STORED DATA:
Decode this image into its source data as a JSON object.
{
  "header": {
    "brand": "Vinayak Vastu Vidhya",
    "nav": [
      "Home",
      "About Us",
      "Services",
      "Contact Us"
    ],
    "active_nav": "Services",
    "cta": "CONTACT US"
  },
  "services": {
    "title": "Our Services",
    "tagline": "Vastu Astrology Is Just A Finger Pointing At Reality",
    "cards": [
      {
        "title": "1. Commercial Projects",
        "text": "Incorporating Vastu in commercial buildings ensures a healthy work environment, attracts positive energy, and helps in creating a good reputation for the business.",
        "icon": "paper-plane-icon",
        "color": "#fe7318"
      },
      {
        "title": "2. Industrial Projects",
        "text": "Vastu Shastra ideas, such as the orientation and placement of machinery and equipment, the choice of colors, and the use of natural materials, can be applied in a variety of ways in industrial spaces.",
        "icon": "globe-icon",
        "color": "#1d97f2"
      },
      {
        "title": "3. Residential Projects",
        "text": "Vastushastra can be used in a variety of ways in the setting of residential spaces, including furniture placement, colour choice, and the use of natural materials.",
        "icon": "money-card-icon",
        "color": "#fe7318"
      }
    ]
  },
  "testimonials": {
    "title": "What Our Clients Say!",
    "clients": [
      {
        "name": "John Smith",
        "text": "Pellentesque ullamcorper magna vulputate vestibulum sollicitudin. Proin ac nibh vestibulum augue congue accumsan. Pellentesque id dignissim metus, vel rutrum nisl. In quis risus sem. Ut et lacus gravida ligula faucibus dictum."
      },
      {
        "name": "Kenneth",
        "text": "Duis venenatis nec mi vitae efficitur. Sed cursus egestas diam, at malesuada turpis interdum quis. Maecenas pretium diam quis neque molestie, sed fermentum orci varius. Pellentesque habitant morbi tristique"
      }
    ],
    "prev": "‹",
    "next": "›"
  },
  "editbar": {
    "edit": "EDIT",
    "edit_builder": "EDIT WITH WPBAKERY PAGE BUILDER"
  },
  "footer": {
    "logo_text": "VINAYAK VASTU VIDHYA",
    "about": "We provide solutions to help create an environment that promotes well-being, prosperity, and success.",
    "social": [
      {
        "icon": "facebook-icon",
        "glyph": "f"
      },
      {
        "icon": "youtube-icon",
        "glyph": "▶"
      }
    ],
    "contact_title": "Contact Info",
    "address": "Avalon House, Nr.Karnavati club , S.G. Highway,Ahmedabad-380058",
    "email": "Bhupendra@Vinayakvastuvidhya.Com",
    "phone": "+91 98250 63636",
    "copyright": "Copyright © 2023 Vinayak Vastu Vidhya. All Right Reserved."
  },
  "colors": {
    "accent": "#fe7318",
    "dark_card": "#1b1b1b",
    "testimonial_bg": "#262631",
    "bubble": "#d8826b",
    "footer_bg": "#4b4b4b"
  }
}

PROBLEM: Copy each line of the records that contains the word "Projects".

ANSWER TO THE PROBLEM:
        "title": "1. Commercial Projects",
        "title": "2. Industrial Projects",
        "title": "3. Residential Projects",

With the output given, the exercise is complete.